The hobo spider is not native to the United States. It arrived in the northwest from Europe and is now common in California, Oregon, Utah, and Washington. The spider is about one-half inch long and has long legs that allow it to move quickly on the ground. Its upper body is brown and its abdomen is grayish with yellow markings. The hobo likes to live in cracks or holes both inside and outside.
The Hobo Spider Bite
The hobo bite resembles the brown recluse bite, with a central blister that scabs and ulcerates, surrounded by a ring of swollen discoloration. Within an hour after the bite, the hobo spider’s venom can cause a numbing sensation and muscle or joint aches. After about three days, a black scab falls off, leaving an open, slow-healing type of wound.
The Wolf Spider
The wolf spider is common all over the United States. It doesn’t weave webs, and it gets its name from its habit of stalking prey like a wolf. The wolf spider is brown or gray in color and can be 3 to 4 inches across. Because some wolf spiders are large and hairy, they are sometimes mistaken for tarantulas. The female may be identified by a white egg sac that she carries with her. This spider prefers to live outdoors on the ground in loose sand or gravel, but it may wander indoors and be spotted running across the floor.
The Wolf Spider Bite
The wolf spider’s bite can cause pain, redness, and swelling. Its large fangs may tear the skin, which can become infected and cause lymph nodes to swell. Treatment of a wolf spider bite includes cleansing and icing. Swelling and pain can last up to 10 days, but medical attention is usually not necessary unless the victim is a small child or someone who is sick or elderly.
The Camel Spider
Camel spiders are sometimes called wind scorpions or sun spiders, but in reality, they are neither scorpions nor spiders. They belong to a group of desert creatures called solpugids, and they have elongated bodies that make them look more like scorpions than spiders. The name, derived from Latin, means "escape from the sun." In the United States, camel spiders can be found in the deserts of the southwest. They are light brown in color, can be up to 5 inches long, and can run at about 10 miles per hour — often making a screaming sound while doing so.
The Camel Spider Bite
During the Iraq war, soldiers described huge camel spiders that seemed to run at them in a screaming attack mode. In reality these creatures, though scary in appearance, are not dangerous to humans, and if they run at someone, they are probably just seeking shade in the person's shadow. They do not have any venom and do not bite except in self-defense. A bite is very unlikely and would not be dangerous to a person if it did happen.
The Banana Spider
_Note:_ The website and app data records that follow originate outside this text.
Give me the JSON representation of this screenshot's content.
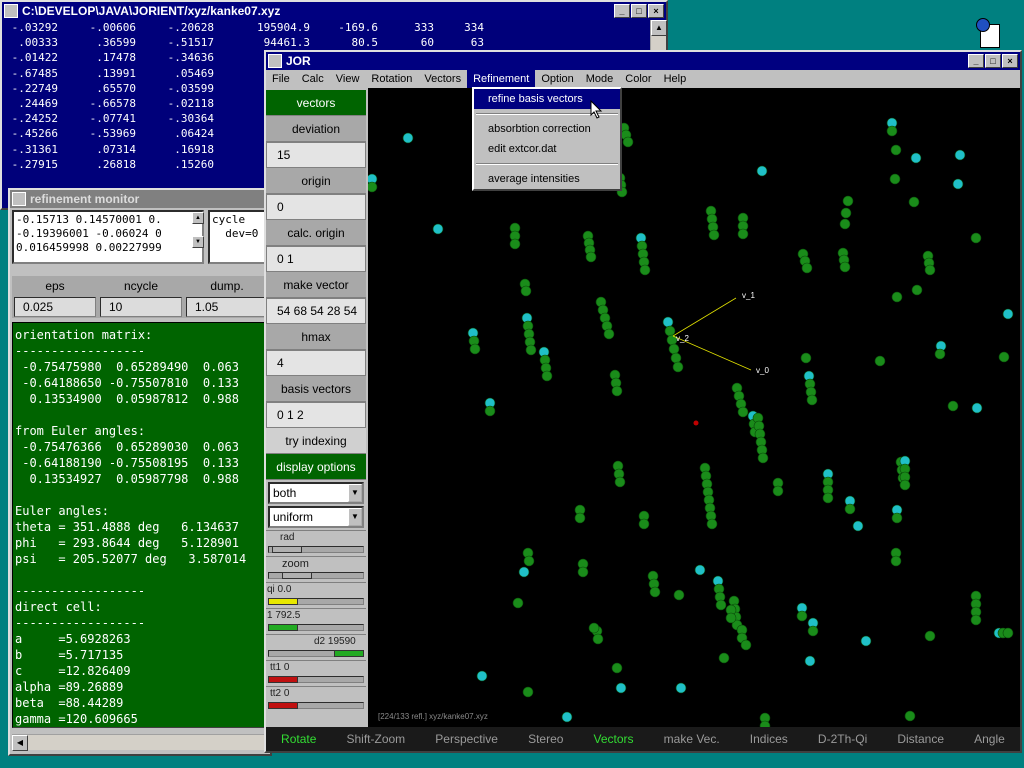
{
  "desktop": {
    "bg": "#008080"
  },
  "xyz_window": {
    "title": "C:\\DEVELOP\\JAVA\\JORIENT/xyz/kanke07.xyz",
    "rows": [
      [
        "-.03292",
        "-.00606",
        "-.20628",
        "195904.9",
        "-169.6",
        "333",
        "334"
      ],
      [
        ".00333",
        ".36599",
        "-.51517",
        "94461.3",
        "80.5",
        "60",
        "63"
      ],
      [
        "-.01422",
        ".17478",
        "-.34636",
        "",
        "",
        "",
        ""
      ],
      [
        "-.67485",
        ".13991",
        ".05469",
        "",
        "",
        "",
        ""
      ],
      [
        "-.22749",
        ".65570",
        "-.03599",
        "",
        "",
        "",
        ""
      ],
      [
        ".24469",
        "-.66578",
        "-.02118",
        "",
        "",
        "",
        ""
      ],
      [
        "-.24252",
        "-.07741",
        "-.30364",
        "",
        "",
        "",
        ""
      ],
      [
        "-.45266",
        "-.53969",
        ".06424",
        "",
        "",
        "",
        ""
      ],
      [
        "-.31361",
        ".07314",
        ".16918",
        "",
        "",
        "",
        ""
      ],
      [
        "-.27915",
        ".26818",
        ".15260",
        "",
        "",
        "",
        ""
      ]
    ]
  },
  "monitor": {
    "title": "refinement monitor",
    "list_left": "-0.15713 0.14570001 0.\n-0.19396001 -0.06024 0\n0.016459998 0.00227999",
    "list_right": "cycle\n  dev=0",
    "params": {
      "headers": [
        "eps",
        "ncycle",
        "dump."
      ],
      "values": [
        "0.025",
        "10",
        "1.05"
      ]
    },
    "output": "orientation matrix:\n------------------\n -0.75475980  0.65289490  0.063\n -0.64188650 -0.75507810  0.133\n  0.13534900  0.05987812  0.988\n\nfrom Euler angles:\n -0.75476366  0.65289030  0.063\n -0.64188190 -0.75508195  0.133\n  0.13534927  0.05987798  0.988\n\nEuler angles:\ntheta = 351.4888 deg   6.134637\nphi   = 293.8644 deg   5.128901\npsi   = 205.52077 deg   3.587014\n\n------------------\ndirect cell:\n------------------\na     =5.6928263\nb     =5.717135\nc     =12.826409\nalpha =89.26889\nbeta  =88.44289\ngamma =120.609665"
  },
  "jor": {
    "title": "JOR",
    "menu": [
      "File",
      "Calc",
      "View",
      "Rotation",
      "Vectors",
      "Refinement",
      "Option",
      "Mode",
      "Color",
      "Help"
    ],
    "active_menu": "Refinement",
    "dropdown": [
      "refine basis vectors",
      "absorbtion correction",
      "edit extcor.dat",
      "average intensities"
    ],
    "sidebar": {
      "vectors": "vectors",
      "deviation": "deviation",
      "deviation_val": "15",
      "origin": "origin",
      "origin_val": "0",
      "calc_origin": "calc. origin",
      "calc_origin_val": "0 1",
      "make_vector": "make vector",
      "make_vector_val": "54 68 54 28 54",
      "hmax": "hmax",
      "hmax_val": "4",
      "basis_vectors": "basis vectors",
      "basis_vectors_val": "0 1 2",
      "try_indexing": "try indexing",
      "display_options": "display options",
      "select1": "both",
      "select2": "uniform",
      "rad": "rad",
      "zoom": "zoom",
      "qi": "qi 0.0",
      "s1": "1  792.5",
      "d2": "d2 19590",
      "tt1": "tt1 0",
      "tt2": "tt2 0"
    },
    "status": "[224/133 refl.] xyz/kanke07.xyz",
    "vector_labels": [
      "v_1",
      "v_2",
      "v_0"
    ],
    "bottom": [
      {
        "label": "Rotate",
        "on": true
      },
      {
        "label": "Shift-Zoom",
        "on": false
      },
      {
        "label": "Perspective",
        "on": false
      },
      {
        "label": "Stereo",
        "on": false
      },
      {
        "label": "Vectors",
        "on": true
      },
      {
        "label": "make Vec.",
        "on": false
      },
      {
        "label": "Indices",
        "on": false
      },
      {
        "label": "D-2Th-Qi",
        "on": false
      },
      {
        "label": "Distance",
        "on": false
      },
      {
        "label": "Angle",
        "on": false
      }
    ],
    "colors": {
      "green_dot": "#1a8c1a",
      "cyan_dot": "#20c0c8",
      "yellow": "#e0e000",
      "red": "#c00000"
    }
  }
}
The banana spider is found in warm regions of the United States from North Carolina through the Gulf states. It lives in woodlands and forests and produces large, intricate orb webs that glow golden in the sun. The female has a long shape that resembles a banana. She can be about three inches long and has yellow spots on her tan cylindrical body and brown and orange tufts on her legs. The male banana spider is an inconspicuous dark brown and less than an inch long.
The Banana Spider Bite
The banana spider is often confused with the Brazilian wandering spider, which is found among bananas shipped to the United States from South America; neither spider is native to North America. Although the Brazilian spider bite can be dangerous, the banana spider bite is not. Banana spiders will bite only if held or pinched. The bite produces mild stinging and redness (similar to a bee sting) that quickly goes away.